[Data extracted from a collection]
----

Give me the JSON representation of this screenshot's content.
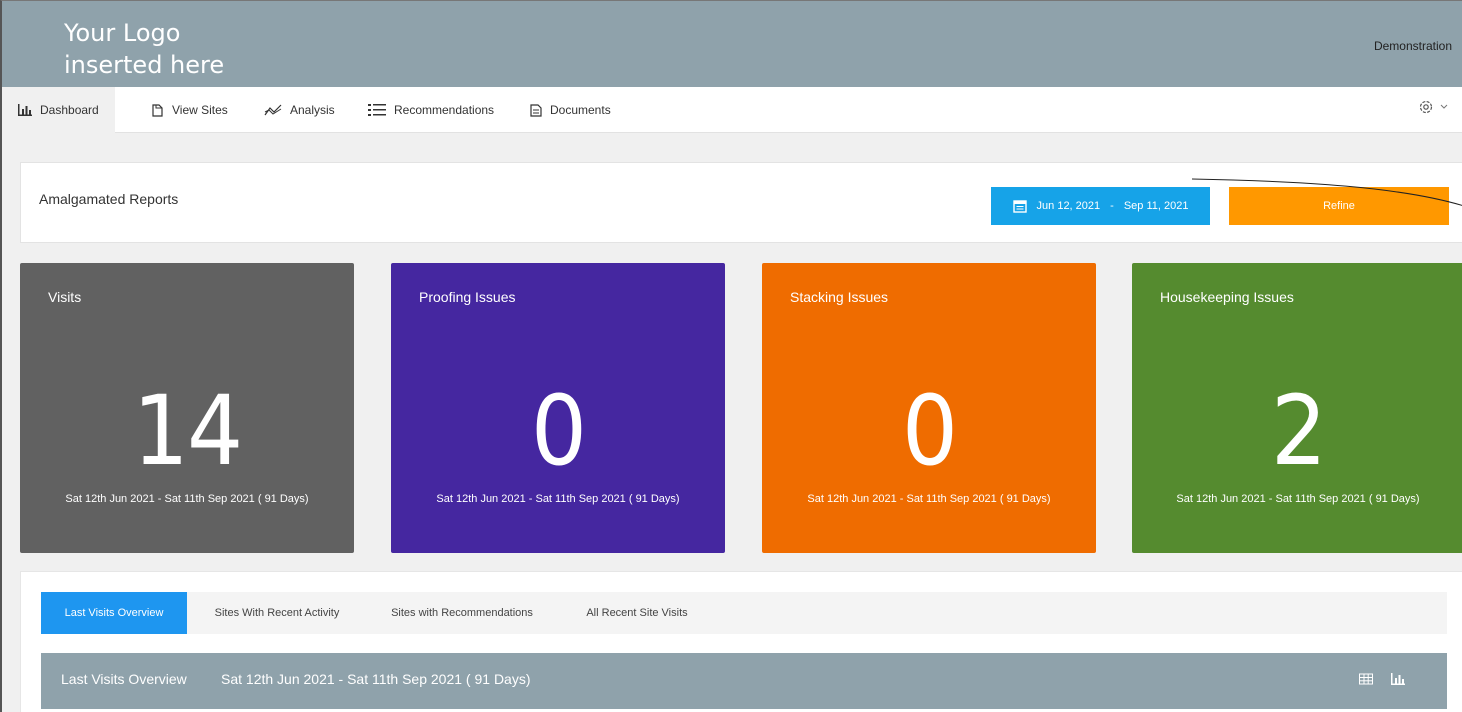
{
  "header": {
    "logo_line1": "Your Logo",
    "logo_line2": "inserted here",
    "user": "Demonstration"
  },
  "nav": {
    "items": [
      {
        "label": "Dashboard",
        "icon": "bar-chart-icon"
      },
      {
        "label": "View Sites",
        "icon": "document-copy-icon"
      },
      {
        "label": "Analysis",
        "icon": "trend-line-icon"
      },
      {
        "label": "Recommendations",
        "icon": "list-icon"
      },
      {
        "label": "Documents",
        "icon": "document-icon"
      }
    ],
    "settings_icon": "gear-icon"
  },
  "reports": {
    "title": "Amalgamated Reports",
    "date_start": "Jun 12, 2021",
    "date_sep": "-",
    "date_end": "Sep 11, 2021",
    "refine_label": "Refine"
  },
  "cards": [
    {
      "title": "Visits",
      "value": "14",
      "range": "Sat 12th Jun 2021 - Sat 11th Sep 2021 ( 91 Days)",
      "color": "#616161"
    },
    {
      "title": "Proofing Issues",
      "value": "0",
      "range": "Sat 12th Jun 2021 - Sat 11th Sep 2021 ( 91 Days)",
      "color": "#4527a0"
    },
    {
      "title": "Stacking Issues",
      "value": "0",
      "range": "Sat 12th Jun 2021 - Sat 11th Sep 2021 ( 91 Days)",
      "color": "#ef6c00"
    },
    {
      "title": "Housekeeping Issues",
      "value": "2",
      "range": "Sat 12th Jun 2021 - Sat 11th Sep 2021 ( 91 Days)",
      "color": "#558b2f"
    }
  ],
  "tabs": [
    {
      "label": "Last Visits Overview",
      "active": true
    },
    {
      "label": "Sites With Recent Activity",
      "active": false
    },
    {
      "label": "Sites with Recommendations",
      "active": false
    },
    {
      "label": "All Recent Site Visits",
      "active": false
    }
  ],
  "overview": {
    "title": "Last Visits Overview",
    "range": "Sat 12th Jun 2021 - Sat 11th Sep 2021 ( 91 Days)",
    "table_icon": "table-icon",
    "chart_icon": "bar-chart-icon"
  }
}
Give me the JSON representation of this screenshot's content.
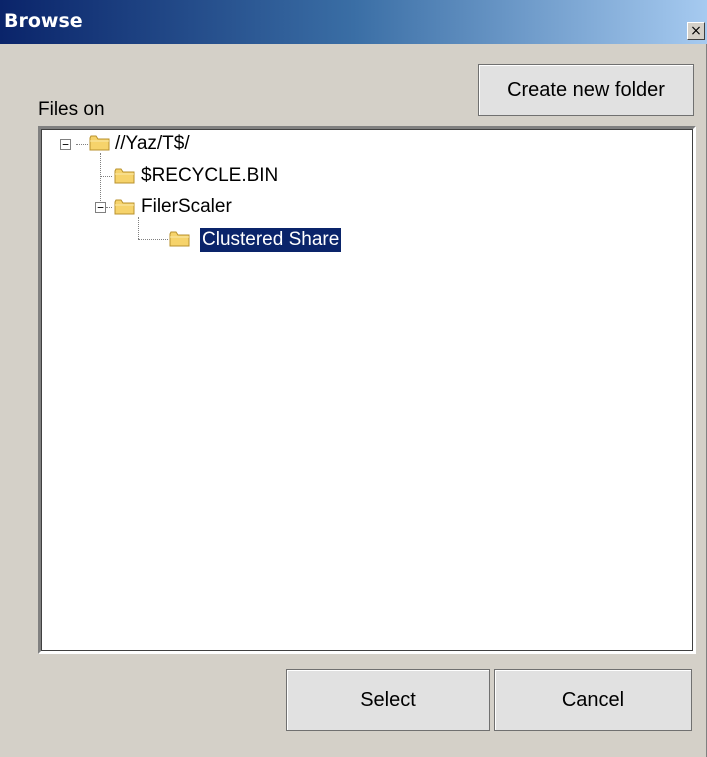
{
  "window": {
    "title": "Browse",
    "close_glyph": "×"
  },
  "files_label": "Files on",
  "buttons": {
    "create_folder": "Create new folder",
    "select": "Select",
    "cancel": "Cancel"
  },
  "tree": {
    "nodes": [
      {
        "label": "//Yaz/T$/",
        "level": 0,
        "expanded": true,
        "expander": "−",
        "icon": "folder-icon"
      },
      {
        "label": "$RECYCLE.BIN",
        "level": 1,
        "icon": "folder-icon"
      },
      {
        "label": "FilerScaler",
        "level": 1,
        "expanded": true,
        "expander": "−",
        "icon": "folder-icon"
      },
      {
        "label": "Clustered Share",
        "level": 2,
        "selected": true,
        "icon": "folder-icon"
      }
    ]
  },
  "colors": {
    "titlebar_start": "#0a246a",
    "titlebar_end": "#a6caf0",
    "selection": "#0a246a",
    "dialog_bg": "#d4d0c8",
    "folder": "#f6d36b"
  }
}
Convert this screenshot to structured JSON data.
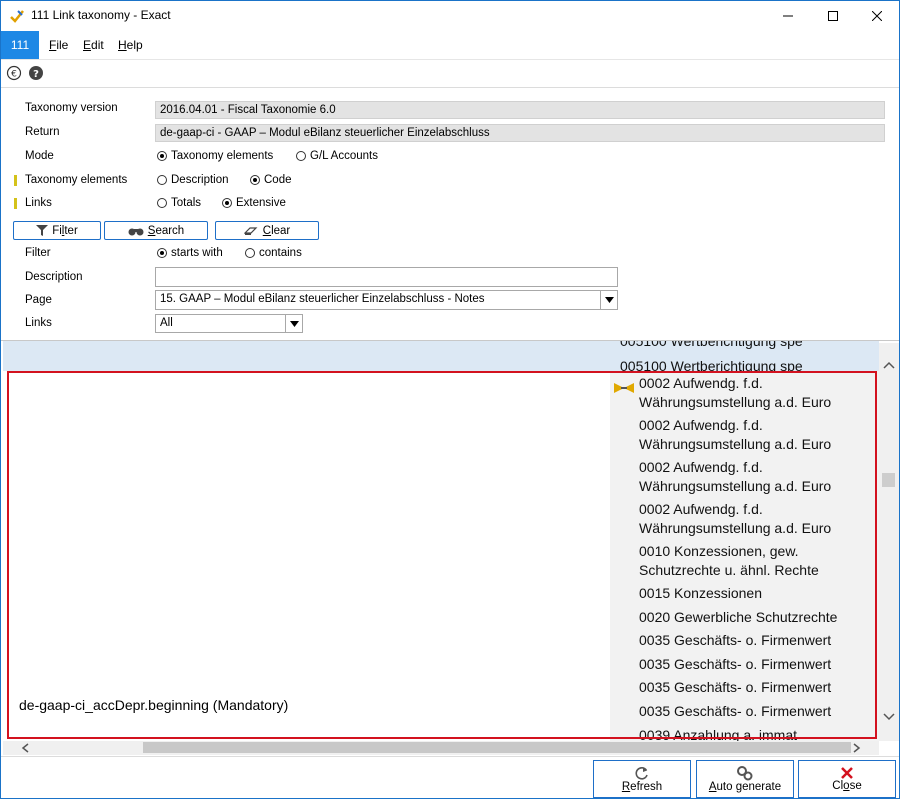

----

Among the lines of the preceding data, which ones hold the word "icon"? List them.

▸ **Expected answer**:
        "icon": "bar-chart-icon"
        "icon": "document-copy-icon"
        "icon": "trend-line-icon"
        "icon": "list-icon"
        "icon": "document-icon"
    "settings_icon": "gear-icon"
    "table_icon": "table-icon",
    "chart_icon": "bar-chart-icon"
        "icon": "folder-icon"
        "icon": "folder-icon"
        "icon": "folder-icon"
        "icon": "folder-icon"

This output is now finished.